Extracted material:
[Start of section]

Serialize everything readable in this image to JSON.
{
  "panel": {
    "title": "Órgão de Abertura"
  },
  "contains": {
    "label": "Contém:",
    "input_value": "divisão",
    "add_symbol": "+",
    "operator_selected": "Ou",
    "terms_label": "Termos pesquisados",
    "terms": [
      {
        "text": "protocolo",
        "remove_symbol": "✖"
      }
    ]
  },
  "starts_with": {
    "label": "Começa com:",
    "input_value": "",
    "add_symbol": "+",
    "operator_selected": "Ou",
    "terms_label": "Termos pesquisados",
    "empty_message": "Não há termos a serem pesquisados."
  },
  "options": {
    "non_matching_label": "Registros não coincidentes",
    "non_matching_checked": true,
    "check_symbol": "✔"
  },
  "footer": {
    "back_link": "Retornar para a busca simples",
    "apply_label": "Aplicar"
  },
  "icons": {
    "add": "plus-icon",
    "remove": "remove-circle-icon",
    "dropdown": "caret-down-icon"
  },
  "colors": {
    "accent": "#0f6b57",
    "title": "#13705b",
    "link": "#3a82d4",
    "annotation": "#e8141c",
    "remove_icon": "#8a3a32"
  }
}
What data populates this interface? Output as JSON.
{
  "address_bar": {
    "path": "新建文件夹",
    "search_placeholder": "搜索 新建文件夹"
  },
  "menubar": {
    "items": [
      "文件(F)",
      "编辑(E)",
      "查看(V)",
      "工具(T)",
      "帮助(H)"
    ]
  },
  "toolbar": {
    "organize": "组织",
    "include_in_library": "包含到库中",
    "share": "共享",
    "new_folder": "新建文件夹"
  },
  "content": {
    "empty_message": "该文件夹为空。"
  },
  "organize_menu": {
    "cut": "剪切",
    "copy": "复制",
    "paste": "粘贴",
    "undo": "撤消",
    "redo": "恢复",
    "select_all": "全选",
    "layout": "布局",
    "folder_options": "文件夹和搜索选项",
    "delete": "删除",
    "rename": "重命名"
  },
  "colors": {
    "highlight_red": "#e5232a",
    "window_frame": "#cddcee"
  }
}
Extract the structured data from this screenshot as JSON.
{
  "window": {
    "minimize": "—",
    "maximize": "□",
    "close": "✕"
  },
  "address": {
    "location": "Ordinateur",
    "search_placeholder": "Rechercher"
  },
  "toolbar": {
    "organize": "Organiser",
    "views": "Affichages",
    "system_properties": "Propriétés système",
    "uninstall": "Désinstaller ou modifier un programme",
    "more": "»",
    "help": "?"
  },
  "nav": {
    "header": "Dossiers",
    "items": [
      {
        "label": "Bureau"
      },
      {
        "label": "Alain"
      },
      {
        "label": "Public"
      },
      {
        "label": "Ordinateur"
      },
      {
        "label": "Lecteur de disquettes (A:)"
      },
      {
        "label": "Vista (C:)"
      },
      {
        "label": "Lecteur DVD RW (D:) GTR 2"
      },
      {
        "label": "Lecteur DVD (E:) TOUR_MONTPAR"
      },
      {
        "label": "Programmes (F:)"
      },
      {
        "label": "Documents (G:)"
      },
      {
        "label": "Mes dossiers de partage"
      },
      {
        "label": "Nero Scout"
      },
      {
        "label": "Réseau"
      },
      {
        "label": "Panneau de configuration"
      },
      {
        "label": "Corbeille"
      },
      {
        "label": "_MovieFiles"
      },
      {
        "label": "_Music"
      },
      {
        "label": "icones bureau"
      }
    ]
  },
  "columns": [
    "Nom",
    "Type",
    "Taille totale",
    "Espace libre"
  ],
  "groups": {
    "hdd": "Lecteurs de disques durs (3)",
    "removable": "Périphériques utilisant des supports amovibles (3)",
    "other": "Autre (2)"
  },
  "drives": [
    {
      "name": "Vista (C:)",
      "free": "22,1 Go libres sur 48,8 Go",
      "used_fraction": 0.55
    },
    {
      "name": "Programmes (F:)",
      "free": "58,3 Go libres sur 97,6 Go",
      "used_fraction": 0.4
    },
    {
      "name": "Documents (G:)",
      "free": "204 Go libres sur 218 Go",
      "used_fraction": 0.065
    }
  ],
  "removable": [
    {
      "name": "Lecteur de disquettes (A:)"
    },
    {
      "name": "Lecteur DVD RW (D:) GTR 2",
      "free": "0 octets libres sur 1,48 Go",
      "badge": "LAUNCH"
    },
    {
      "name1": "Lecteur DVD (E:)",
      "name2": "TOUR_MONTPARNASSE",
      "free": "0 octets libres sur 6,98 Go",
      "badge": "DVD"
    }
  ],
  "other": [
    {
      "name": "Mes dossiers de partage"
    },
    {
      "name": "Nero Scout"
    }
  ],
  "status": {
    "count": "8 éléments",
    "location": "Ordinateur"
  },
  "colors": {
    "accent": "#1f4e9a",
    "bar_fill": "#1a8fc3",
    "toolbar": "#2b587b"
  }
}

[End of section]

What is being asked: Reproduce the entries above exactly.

Task response:
Serialize everything readable in this image to JSON.
{
  "panel": {
    "title": "Órgão de Abertura"
  },
  "contains": {
    "label": "Contém:",
    "input_value": "divisão",
    "add_symbol": "+",
    "operator_selected": "Ou",
    "terms_label": "Termos pesquisados",
    "terms": [
      {
        "text": "protocolo",
        "remove_symbol": "✖"
      }
    ]
  },
  "starts_with": {
    "label": "Começa com:",
    "input_value": "",
    "add_symbol": "+",
    "operator_selected": "Ou",
    "terms_label": "Termos pesquisados",
    "empty_message": "Não há termos a serem pesquisados."
  },
  "options": {
    "non_matching_label": "Registros não coincidentes",
    "non_matching_checked": true,
    "check_symbol": "✔"
  },
  "footer": {
    "back_link": "Retornar para a busca simples",
    "apply_label": "Aplicar"
  },
  "icons": {
    "add": "plus-icon",
    "remove": "remove-circle-icon",
    "dropdown": "caret-down-icon"
  },
  "colors": {
    "accent": "#0f6b57",
    "title": "#13705b",
    "link": "#3a82d4",
    "annotation": "#e8141c",
    "remove_icon": "#8a3a32"
  }
}
What data populates this interface? Output as JSON.
{
  "address_bar": {
    "path": "新建文件夹",
    "search_placeholder": "搜索 新建文件夹"
  },
  "menubar": {
    "items": [
      "文件(F)",
      "编辑(E)",
      "查看(V)",
      "工具(T)",
      "帮助(H)"
    ]
  },
  "toolbar": {
    "organize": "组织",
    "include_in_library": "包含到库中",
    "share": "共享",
    "new_folder": "新建文件夹"
  },
  "content": {
    "empty_message": "该文件夹为空。"
  },
  "organize_menu": {
    "cut": "剪切",
    "copy": "复制",
    "paste": "粘贴",
    "undo": "撤消",
    "redo": "恢复",
    "select_all": "全选",
    "layout": "布局",
    "folder_options": "文件夹和搜索选项",
    "delete": "删除",
    "rename": "重命名"
  },
  "colors": {
    "highlight_red": "#e5232a",
    "window_frame": "#cddcee"
  }
}
Extract the structured data from this screenshot as JSON.
{
  "window": {
    "minimize": "—",
    "maximize": "□",
    "close": "✕"
  },
  "address": {
    "location": "Ordinateur",
    "search_placeholder": "Rechercher"
  },
  "toolbar": {
    "organize": "Organiser",
    "views": "Affichages",
    "system_properties": "Propriétés système",
    "uninstall": "Désinstaller ou modifier un programme",
    "more": "»",
    "help": "?"
  },
  "nav": {
    "header": "Dossiers",
    "items": [
      {
        "label": "Bureau"
      },
      {
        "label": "Alain"
      },
      {
        "label": "Public"
      },
      {
        "label": "Ordinateur"
      },
      {
        "label": "Lecteur de disquettes (A:)"
      },
      {
        "label": "Vista (C:)"
      },
      {
        "label": "Lecteur DVD RW (D:) GTR 2"
      },
      {
        "label": "Lecteur DVD (E:) TOUR_MONTPAR"
      },
      {
        "label": "Programmes (F:)"
      },
      {
        "label": "Documents (G:)"
      },
      {
        "label": "Mes dossiers de partage"
      },
      {
        "label": "Nero Scout"
      },
      {
        "label": "Réseau"
      },
      {
        "label": "Panneau de configuration"
      },
      {
        "label": "Corbeille"
      },
      {
        "label": "_MovieFiles"
      },
      {
        "label": "_Music"
      },
      {
        "label": "icones bureau"
      }
    ]
  },
  "columns": [
    "Nom",
    "Type",
    "Taille totale",
    "Espace libre"
  ],
  "groups": {
    "hdd": "Lecteurs de disques durs (3)",
    "removable": "Périphériques utilisant des supports amovibles (3)",
    "other": "Autre (2)"
  },
  "drives": [
    {
      "name": "Vista (C:)",
      "free": "22,1 Go libres sur 48,8 Go",
      "used_fraction": 0.55
    },
    {
      "name": "Programmes (F:)",
      "free": "58,3 Go libres sur 97,6 Go",
      "used_fraction": 0.4
    },
    {
      "name": "Documents (G:)",
      "free": "204 Go libres sur 218 Go",
      "used_fraction": 0.065
    }
  ],
  "removable": [
    {
      "name": "Lecteur de disquettes (A:)"
    },
    {
      "name": "Lecteur DVD RW (D:) GTR 2",
      "free": "0 octets libres sur 1,48 Go",
      "badge": "LAUNCH"
    },
    {
      "name1": "Lecteur DVD (E:)",
      "name2": "TOUR_MONTPARNASSE",
      "free": "0 octets libres sur 6,98 Go",
      "badge": "DVD"
    }
  ],
  "other": [
    {
      "name": "Mes dossiers de partage"
    },
    {
      "name": "Nero Scout"
    }
  ],
  "status": {
    "count": "8 éléments",
    "location": "Ordinateur"
  },
  "colors": {
    "accent": "#1f4e9a",
    "bar_fill": "#1a8fc3",
    "toolbar": "#2b587b"
  }
}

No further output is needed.